Every entry is to be returned exactly as it stands; the pictures are to be dropped.
═════ DATASET EXTRACT ═════
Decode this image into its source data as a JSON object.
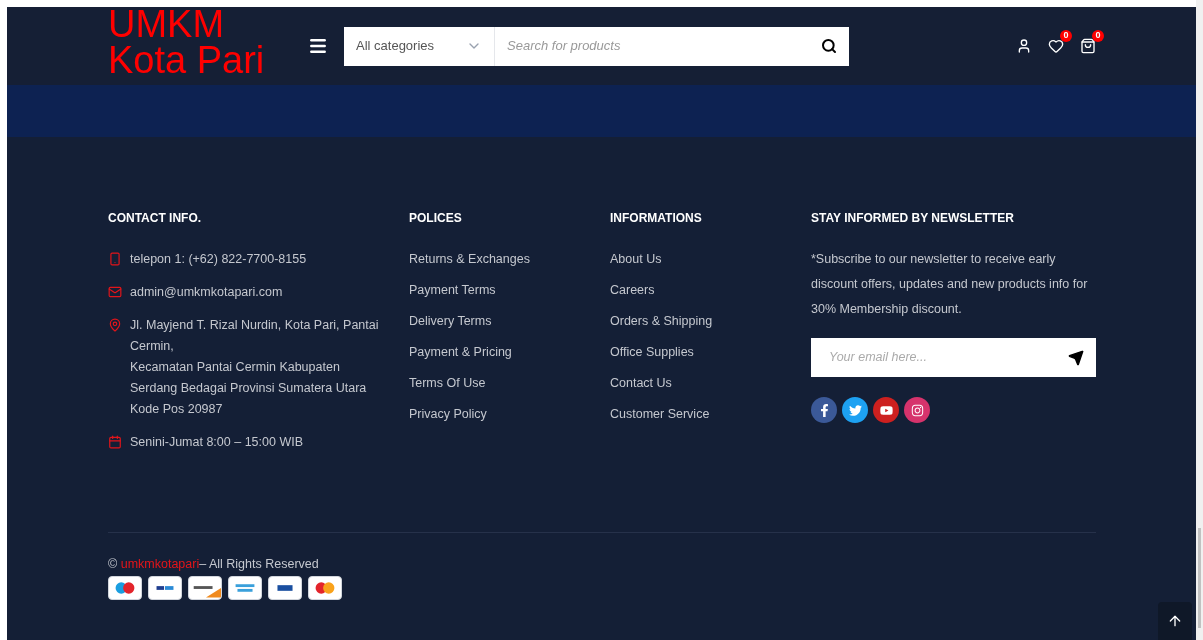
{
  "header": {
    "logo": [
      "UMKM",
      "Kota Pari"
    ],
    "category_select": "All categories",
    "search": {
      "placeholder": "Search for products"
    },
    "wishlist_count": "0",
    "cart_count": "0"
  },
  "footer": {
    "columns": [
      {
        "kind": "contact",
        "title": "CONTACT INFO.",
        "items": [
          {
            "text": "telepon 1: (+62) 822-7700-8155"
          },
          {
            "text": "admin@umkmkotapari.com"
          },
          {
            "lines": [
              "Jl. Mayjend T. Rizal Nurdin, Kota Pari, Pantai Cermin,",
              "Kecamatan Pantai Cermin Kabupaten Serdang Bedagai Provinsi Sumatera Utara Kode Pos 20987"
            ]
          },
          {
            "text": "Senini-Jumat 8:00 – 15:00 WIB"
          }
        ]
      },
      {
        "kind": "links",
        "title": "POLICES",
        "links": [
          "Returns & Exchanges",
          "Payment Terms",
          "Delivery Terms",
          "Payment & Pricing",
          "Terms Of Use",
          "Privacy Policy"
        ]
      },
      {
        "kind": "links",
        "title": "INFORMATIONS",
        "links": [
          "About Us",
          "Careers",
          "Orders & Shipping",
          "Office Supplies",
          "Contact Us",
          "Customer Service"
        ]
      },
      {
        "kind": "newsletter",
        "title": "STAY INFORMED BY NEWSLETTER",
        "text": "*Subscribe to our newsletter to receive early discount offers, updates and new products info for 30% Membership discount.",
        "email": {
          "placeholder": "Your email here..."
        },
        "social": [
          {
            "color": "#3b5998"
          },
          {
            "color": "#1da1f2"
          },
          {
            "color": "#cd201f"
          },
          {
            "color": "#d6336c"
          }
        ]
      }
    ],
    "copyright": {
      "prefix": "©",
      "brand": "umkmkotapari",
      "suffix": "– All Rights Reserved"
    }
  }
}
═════
> [EXERCISE ANSWER]
Decode this image into its source data as a JSON object.
{
  "header": {
    "logo": [
      "UMKM",
      "Kota Pari"
    ],
    "category_select": "All categories",
    "search": {
      "placeholder": "Search for products"
    },
    "wishlist_count": "0",
    "cart_count": "0"
  },
  "footer": {
    "columns": [
      {
        "kind": "contact",
        "title": "CONTACT INFO.",
        "items": [
          {
            "text": "telepon 1: (+62) 822-7700-8155"
          },
          {
            "text": "admin@umkmkotapari.com"
          },
          {
            "lines": [
              "Jl. Mayjend T. Rizal Nurdin, Kota Pari, Pantai Cermin,",
              "Kecamatan Pantai Cermin Kabupaten Serdang Bedagai Provinsi Sumatera Utara Kode Pos 20987"
            ]
          },
          {
            "text": "Senini-Jumat 8:00 – 15:00 WIB"
          }
        ]
      },
      {
        "kind": "links",
        "title": "POLICES",
        "links": [
          "Returns & Exchanges",
          "Payment Terms",
          "Delivery Terms",
          "Payment & Pricing",
          "Terms Of Use",
          "Privacy Policy"
        ]
      },
      {
        "kind": "links",
        "title": "INFORMATIONS",
        "links": [
          "About Us",
          "Careers",
          "Orders & Shipping",
          "Office Supplies",
          "Contact Us",
          "Customer Service"
        ]
      },
      {
        "kind": "newsletter",
        "title": "STAY INFORMED BY NEWSLETTER",
        "text": "*Subscribe to our newsletter to receive early discount offers, updates and new products info for 30% Membership discount.",
        "email": {
          "placeholder": "Your email here..."
        },
        "social": [
          {
            "color": "#3b5998"
          },
          {
            "color": "#1da1f2"
          },
          {
            "color": "#cd201f"
          },
          {
            "color": "#d6336c"
          }
        ]
      }
    ],
    "copyright": {
      "prefix": "©",
      "brand": "umkmkotapari",
      "suffix": "– All Rights Reserved"
    }
  }
}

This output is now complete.